__What this task involves__: Your answer should be the lines of the listing that contain the word "JSON".

Record excerpts section start

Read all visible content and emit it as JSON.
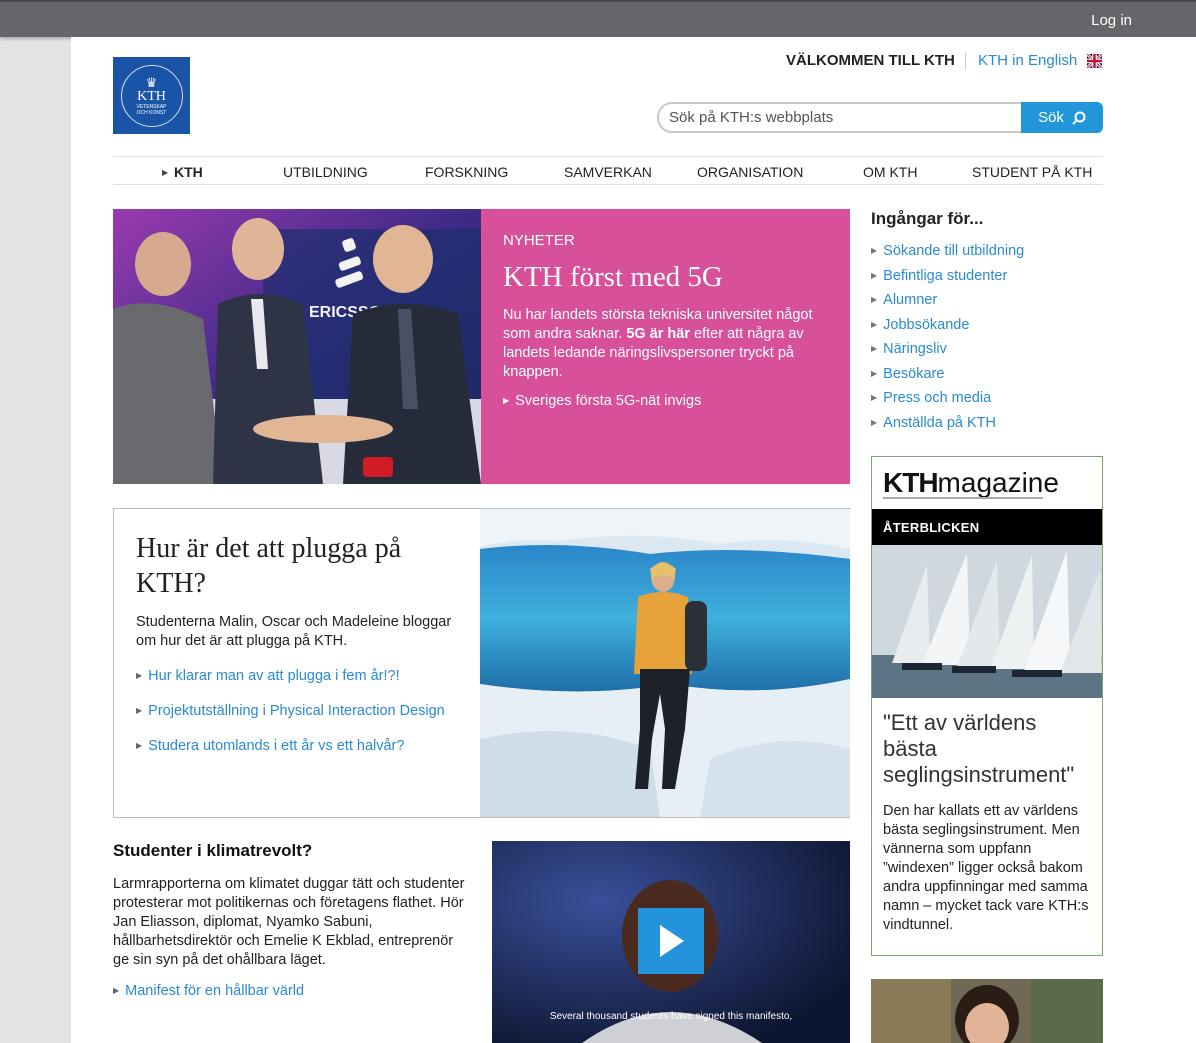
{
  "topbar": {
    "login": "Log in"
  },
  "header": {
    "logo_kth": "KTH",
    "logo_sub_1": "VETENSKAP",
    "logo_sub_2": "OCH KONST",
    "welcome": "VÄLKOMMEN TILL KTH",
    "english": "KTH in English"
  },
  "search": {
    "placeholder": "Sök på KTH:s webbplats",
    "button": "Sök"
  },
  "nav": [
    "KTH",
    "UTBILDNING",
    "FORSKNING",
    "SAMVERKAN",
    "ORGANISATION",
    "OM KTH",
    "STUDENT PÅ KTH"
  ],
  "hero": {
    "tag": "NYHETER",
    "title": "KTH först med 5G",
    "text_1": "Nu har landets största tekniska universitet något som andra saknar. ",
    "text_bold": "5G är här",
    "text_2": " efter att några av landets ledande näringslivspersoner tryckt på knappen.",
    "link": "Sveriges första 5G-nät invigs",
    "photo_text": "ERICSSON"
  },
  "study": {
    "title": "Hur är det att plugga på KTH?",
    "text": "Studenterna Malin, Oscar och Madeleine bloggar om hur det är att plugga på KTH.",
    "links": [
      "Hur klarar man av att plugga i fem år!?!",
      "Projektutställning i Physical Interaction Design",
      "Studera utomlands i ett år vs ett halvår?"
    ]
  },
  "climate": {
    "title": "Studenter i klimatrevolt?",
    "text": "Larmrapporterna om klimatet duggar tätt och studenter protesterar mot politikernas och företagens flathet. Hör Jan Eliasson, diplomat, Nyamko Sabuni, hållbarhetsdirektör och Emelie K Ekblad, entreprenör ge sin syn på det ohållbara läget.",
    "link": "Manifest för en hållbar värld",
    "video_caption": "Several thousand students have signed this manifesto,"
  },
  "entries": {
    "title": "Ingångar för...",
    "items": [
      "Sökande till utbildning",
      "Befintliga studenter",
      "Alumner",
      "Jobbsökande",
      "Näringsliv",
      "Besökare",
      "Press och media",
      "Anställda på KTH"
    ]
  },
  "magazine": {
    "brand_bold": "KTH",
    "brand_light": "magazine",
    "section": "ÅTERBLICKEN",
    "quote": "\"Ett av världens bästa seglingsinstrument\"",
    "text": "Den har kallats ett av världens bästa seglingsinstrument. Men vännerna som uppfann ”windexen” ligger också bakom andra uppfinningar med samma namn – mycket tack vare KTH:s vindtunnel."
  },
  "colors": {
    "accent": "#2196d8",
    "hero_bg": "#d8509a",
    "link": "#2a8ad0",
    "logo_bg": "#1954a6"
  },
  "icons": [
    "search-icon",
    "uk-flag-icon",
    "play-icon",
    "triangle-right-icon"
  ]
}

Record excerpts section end
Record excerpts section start

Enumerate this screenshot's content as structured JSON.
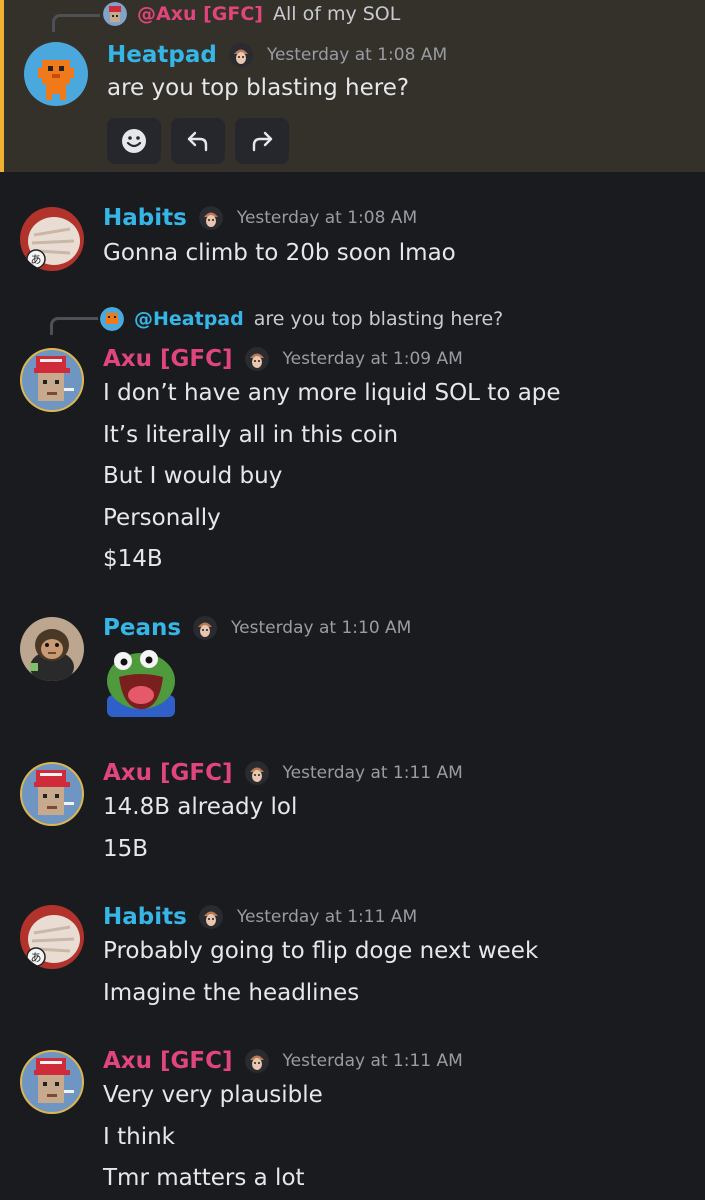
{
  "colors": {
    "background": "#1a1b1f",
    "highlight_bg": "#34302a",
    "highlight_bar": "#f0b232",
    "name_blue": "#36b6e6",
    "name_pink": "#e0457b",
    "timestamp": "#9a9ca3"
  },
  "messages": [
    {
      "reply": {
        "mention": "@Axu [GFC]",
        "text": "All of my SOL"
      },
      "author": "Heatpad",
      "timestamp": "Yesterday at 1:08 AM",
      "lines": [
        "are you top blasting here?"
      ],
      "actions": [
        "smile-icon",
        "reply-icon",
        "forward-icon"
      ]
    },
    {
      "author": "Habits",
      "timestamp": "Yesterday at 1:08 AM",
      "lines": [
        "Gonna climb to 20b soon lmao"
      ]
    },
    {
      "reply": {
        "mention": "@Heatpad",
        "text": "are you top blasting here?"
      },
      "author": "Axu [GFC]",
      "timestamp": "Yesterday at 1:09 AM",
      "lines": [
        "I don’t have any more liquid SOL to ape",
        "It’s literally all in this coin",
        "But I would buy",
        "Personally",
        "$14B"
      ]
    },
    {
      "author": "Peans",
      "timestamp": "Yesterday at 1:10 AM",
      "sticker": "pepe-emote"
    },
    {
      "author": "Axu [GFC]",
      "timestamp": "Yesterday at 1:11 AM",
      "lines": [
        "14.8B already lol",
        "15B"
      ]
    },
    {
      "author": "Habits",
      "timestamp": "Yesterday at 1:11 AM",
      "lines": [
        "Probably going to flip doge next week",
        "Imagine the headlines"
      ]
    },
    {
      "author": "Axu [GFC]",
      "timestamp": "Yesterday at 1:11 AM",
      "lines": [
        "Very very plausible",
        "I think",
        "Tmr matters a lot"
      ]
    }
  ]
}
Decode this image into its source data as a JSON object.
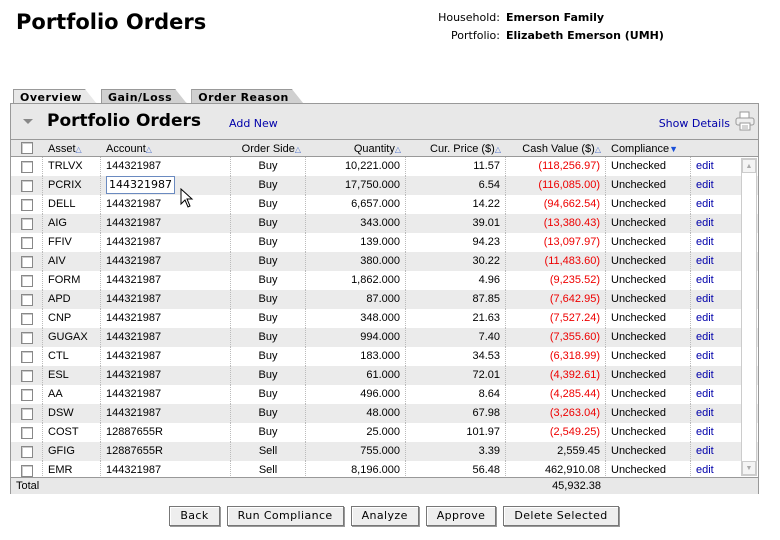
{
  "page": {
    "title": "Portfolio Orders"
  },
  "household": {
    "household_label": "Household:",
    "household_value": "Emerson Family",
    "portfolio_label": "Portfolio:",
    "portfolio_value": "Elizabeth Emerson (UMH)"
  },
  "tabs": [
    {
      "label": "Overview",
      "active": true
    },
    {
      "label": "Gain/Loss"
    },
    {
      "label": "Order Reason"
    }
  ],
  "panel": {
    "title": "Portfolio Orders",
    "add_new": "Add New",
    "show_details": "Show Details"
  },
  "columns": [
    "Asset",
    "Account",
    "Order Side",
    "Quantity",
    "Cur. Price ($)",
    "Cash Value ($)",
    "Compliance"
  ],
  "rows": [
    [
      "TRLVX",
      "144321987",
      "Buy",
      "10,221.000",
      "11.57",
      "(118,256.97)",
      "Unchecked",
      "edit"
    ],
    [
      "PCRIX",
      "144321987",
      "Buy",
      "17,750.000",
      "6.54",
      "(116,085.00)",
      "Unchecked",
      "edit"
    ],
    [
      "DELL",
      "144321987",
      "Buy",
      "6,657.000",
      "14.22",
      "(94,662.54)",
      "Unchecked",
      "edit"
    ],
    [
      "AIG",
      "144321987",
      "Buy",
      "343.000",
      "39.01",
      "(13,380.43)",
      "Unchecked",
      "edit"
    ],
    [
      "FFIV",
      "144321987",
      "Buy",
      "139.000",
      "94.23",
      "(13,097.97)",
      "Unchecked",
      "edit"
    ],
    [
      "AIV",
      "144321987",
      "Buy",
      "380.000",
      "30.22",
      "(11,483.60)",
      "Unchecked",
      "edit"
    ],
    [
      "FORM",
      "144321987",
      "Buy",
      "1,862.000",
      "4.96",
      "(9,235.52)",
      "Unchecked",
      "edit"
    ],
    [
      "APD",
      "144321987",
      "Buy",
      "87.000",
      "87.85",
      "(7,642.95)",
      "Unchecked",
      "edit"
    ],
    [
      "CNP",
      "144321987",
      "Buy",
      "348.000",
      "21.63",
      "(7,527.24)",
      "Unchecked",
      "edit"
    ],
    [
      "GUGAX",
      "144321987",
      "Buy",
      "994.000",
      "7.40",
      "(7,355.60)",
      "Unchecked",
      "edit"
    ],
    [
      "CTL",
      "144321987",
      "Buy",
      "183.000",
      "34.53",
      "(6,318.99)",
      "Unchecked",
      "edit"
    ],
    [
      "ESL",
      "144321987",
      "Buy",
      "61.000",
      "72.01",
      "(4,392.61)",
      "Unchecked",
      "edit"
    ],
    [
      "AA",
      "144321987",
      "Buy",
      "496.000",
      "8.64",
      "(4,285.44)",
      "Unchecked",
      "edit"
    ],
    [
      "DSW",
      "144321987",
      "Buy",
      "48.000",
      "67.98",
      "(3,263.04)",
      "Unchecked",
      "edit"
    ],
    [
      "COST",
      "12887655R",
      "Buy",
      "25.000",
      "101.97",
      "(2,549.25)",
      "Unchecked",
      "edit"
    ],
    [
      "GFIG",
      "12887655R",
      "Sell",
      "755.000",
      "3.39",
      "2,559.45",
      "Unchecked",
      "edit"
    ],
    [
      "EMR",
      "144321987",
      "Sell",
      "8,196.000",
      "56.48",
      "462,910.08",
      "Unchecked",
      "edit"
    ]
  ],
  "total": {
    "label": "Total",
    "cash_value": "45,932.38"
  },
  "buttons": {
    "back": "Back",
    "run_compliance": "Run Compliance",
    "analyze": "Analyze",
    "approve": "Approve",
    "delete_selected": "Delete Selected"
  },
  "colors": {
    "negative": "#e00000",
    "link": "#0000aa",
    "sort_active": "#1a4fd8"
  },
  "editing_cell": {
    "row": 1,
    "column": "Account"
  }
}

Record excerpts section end
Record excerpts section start

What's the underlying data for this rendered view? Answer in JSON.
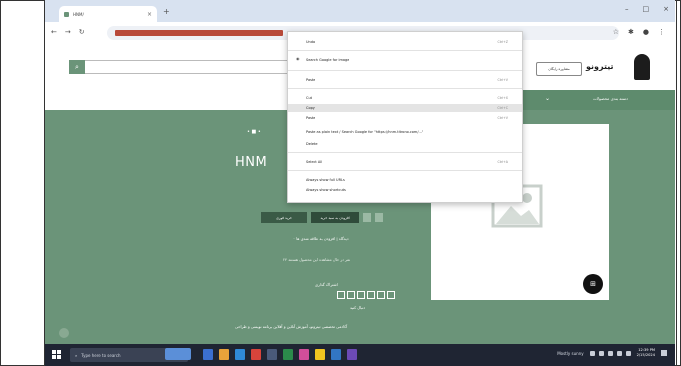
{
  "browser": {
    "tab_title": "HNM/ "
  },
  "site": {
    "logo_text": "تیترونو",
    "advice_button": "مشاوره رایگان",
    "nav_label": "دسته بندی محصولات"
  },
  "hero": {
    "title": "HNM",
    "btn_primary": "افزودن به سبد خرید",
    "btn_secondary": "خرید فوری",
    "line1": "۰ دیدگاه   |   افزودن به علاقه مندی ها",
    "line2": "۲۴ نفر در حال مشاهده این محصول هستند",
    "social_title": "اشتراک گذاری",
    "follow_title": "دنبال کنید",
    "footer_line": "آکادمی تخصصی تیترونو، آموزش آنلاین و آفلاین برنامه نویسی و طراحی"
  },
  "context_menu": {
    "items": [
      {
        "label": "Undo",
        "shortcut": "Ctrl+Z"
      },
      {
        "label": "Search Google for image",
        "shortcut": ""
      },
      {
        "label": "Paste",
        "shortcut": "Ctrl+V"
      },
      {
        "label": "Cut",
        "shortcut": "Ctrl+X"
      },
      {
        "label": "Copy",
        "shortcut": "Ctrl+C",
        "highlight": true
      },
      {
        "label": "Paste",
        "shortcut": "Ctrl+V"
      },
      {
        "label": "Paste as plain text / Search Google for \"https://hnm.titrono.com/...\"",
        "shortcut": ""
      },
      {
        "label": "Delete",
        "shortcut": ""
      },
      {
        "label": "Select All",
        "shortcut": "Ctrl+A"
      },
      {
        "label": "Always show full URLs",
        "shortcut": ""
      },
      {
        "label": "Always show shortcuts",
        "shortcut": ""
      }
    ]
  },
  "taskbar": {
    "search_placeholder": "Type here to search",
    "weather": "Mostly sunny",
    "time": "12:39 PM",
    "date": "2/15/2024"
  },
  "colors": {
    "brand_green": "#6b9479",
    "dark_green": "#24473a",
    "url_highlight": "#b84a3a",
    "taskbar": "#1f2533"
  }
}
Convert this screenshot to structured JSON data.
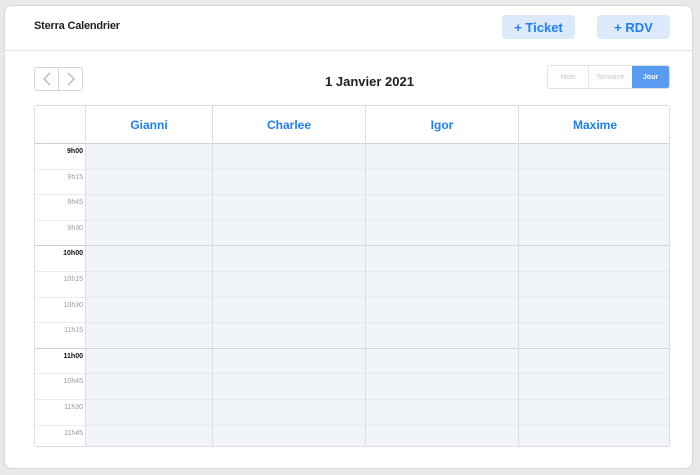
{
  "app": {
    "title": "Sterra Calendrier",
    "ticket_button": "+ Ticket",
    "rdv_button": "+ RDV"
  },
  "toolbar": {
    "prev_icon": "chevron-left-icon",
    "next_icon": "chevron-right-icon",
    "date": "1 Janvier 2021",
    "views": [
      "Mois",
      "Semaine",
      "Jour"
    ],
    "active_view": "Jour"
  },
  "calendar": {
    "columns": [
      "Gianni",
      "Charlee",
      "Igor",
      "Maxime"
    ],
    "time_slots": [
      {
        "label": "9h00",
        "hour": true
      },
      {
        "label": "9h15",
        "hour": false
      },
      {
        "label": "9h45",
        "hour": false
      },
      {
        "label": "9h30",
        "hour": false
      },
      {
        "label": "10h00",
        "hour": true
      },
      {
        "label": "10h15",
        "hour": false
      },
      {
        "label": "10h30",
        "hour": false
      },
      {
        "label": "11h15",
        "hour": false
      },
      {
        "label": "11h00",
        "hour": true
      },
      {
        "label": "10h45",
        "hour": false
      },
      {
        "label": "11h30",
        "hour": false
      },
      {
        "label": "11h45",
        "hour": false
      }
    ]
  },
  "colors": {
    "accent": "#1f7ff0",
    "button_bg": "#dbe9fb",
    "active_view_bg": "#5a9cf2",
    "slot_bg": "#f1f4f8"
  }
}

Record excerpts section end

__Solution to this problem__:
Read all visible content and emit it as JSON.
Enumerate this screenshot's content as structured JSON.
Decode this image into its source data as a JSON object.
What's the underlying data for this rendered view? Answer in JSON.
Convert this screenshot to structured JSON data.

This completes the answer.